(Beginning of SUPPLIED ENTRIES)
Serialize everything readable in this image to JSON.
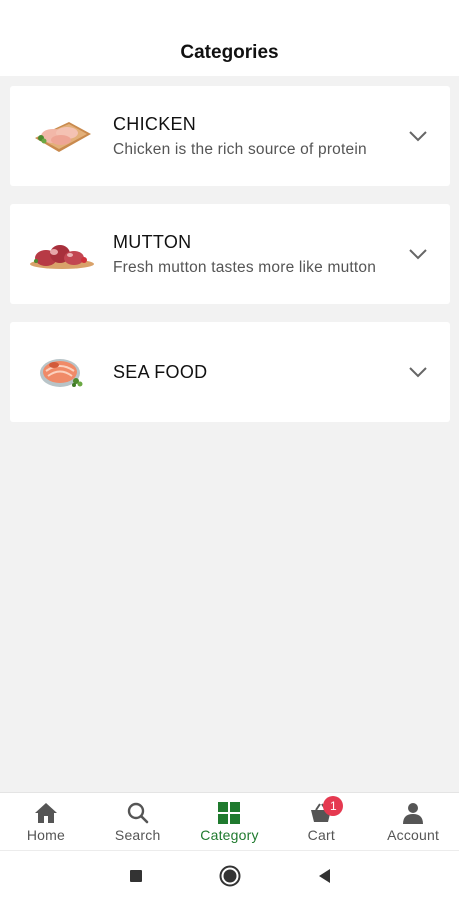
{
  "header": {
    "title": "Categories"
  },
  "categories": [
    {
      "name": "CHICKEN",
      "description": "Chicken is the rich source of protein",
      "image": "chicken-image"
    },
    {
      "name": "MUTTON",
      "description": "Fresh mutton tastes more like mutton",
      "image": "mutton-image"
    },
    {
      "name": "SEA FOOD",
      "description": "",
      "image": "seafood-image"
    }
  ],
  "bottom_nav": {
    "items": [
      {
        "label": "Home",
        "icon": "home-icon"
      },
      {
        "label": "Search",
        "icon": "search-icon"
      },
      {
        "label": "Category",
        "icon": "grid-icon",
        "active": true
      },
      {
        "label": "Cart",
        "icon": "cart-icon",
        "badge": "1"
      },
      {
        "label": "Account",
        "icon": "account-icon"
      }
    ]
  },
  "colors": {
    "active": "#1f7a2e",
    "badge": "#e53950",
    "background": "#f2f2f2"
  }
}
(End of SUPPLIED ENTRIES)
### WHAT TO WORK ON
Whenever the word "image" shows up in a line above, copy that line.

### RESPONSE AREA
Serialize everything readable in this image to JSON.
      "image": "chicken-image"
      "image": "mutton-image"
      "image": "seafood-image"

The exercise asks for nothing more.